Transformed attenuated Salmonella typhimurium (ST) have been suggested as an efficient means of tumor vaccination. However, ST themselves might be immunosuppressive, and the question has arisen as to whether this impedes vaccination efficacy even if ST are transformed with a eukaryotic expression vector such that "tumor antigen" will be transcribed by the host. The question was evaluated using a mutant SL7207, where the yej operon, which interferes with MHC I-mediated presentation, had been inactivated (SL7207ΔyejE). Mice were vaccinated with SL7207 or SL7207ΔyejE transformed with a eukaryotic expression vector carrying the lacZ or the gp100 gene and later received lacZ-transfected RENCA or YC8 or gp100-expressing B16F1 tumor cells. In vaccinated mice, tumor growth started with a delay and some animals remained tumor-free; however, the tumor growth rate remained unaltered. No significant difference was seen between SL7207ΔyejE versus SL7207 vaccinated mice. The latter finding contrasted with ex vivo analyses where vaccination with SL7207ΔyejE, compared with SL7207, induced a significantly stronger response, including nonadaptive defense mechanisms. The failure to detect a superior vaccination efficacy of SL7207ΔyejE in vivo could be attributed to a stronger effect of the yej operon on MHC-mediated antigen presentation when driven by a prokaryotic promoter. Also, additional Salmonella genes apparently interfere with maintenance of a sustained immune response. Thus, the immunosuppressive yej operon affects innate and adaptive immunity. However, when ST are carriers for eukaryotic-expressed tumor antigens, yej does not severely hamper induction of an immune response.

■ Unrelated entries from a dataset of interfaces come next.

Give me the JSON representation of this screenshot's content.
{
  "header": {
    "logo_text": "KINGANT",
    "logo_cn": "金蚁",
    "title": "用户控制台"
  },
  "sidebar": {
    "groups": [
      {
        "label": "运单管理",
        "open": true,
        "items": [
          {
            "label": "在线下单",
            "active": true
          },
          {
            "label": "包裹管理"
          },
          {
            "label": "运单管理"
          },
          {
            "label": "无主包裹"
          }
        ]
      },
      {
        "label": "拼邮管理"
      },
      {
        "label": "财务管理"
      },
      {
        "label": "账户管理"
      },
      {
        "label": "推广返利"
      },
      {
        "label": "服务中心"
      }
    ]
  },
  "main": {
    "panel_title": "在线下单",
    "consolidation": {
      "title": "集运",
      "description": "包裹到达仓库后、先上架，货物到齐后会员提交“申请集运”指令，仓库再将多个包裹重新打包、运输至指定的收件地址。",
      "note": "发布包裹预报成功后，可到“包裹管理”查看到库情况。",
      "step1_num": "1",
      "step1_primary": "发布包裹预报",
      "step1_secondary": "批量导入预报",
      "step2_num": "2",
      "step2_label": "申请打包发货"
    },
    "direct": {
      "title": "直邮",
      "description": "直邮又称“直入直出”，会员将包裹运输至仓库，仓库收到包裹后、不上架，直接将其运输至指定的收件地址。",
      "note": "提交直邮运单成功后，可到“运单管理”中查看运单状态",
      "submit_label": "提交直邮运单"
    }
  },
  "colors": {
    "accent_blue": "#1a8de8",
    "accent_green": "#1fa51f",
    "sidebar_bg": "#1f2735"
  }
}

|Journal||Journal of Immunotherapy|
|State||Published - 1 Jan 2005|
- Salmonella typhimurium
- Tumor vaccination
ASJC Scopus subject areas
- Immunology and Allergy
- Cancer Research